#### Records for this task

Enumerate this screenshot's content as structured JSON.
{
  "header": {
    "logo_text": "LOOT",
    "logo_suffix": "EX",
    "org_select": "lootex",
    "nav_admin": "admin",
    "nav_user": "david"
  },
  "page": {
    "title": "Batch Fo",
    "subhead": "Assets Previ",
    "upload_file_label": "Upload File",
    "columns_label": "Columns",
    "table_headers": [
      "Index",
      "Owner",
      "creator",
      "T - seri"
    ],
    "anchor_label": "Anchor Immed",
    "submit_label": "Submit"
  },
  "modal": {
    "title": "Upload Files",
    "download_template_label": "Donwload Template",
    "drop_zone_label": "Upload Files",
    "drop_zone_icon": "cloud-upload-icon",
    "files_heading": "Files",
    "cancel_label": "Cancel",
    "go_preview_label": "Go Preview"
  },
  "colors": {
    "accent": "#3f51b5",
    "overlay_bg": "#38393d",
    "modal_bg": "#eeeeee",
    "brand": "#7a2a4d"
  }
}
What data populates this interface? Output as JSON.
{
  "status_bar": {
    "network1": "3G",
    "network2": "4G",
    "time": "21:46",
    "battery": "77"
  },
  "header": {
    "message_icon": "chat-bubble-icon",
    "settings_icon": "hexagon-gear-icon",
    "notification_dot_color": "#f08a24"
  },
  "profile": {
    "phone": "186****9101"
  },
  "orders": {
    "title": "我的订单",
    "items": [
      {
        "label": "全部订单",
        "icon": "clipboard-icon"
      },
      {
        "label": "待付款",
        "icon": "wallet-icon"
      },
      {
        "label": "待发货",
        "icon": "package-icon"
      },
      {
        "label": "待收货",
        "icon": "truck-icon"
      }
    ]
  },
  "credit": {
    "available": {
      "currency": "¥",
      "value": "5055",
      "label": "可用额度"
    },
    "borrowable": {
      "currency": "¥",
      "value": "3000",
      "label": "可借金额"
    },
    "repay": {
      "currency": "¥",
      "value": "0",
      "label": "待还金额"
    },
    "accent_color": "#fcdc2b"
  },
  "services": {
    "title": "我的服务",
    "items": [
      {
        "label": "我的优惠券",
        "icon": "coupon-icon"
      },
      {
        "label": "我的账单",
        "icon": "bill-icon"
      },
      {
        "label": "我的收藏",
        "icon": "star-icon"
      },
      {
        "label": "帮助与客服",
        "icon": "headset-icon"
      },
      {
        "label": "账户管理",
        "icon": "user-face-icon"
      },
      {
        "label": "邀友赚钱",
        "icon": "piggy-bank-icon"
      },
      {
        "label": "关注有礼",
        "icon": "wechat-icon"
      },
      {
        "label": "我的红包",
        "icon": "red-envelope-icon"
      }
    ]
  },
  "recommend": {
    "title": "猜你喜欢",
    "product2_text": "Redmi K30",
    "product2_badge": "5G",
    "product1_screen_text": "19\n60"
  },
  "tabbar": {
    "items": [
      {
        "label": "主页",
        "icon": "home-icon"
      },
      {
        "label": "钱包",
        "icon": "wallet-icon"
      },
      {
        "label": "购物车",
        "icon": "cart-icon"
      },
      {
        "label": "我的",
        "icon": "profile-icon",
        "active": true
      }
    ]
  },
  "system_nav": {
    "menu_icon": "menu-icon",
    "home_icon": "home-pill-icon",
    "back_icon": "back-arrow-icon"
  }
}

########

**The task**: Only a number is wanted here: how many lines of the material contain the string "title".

**Answer below**: 5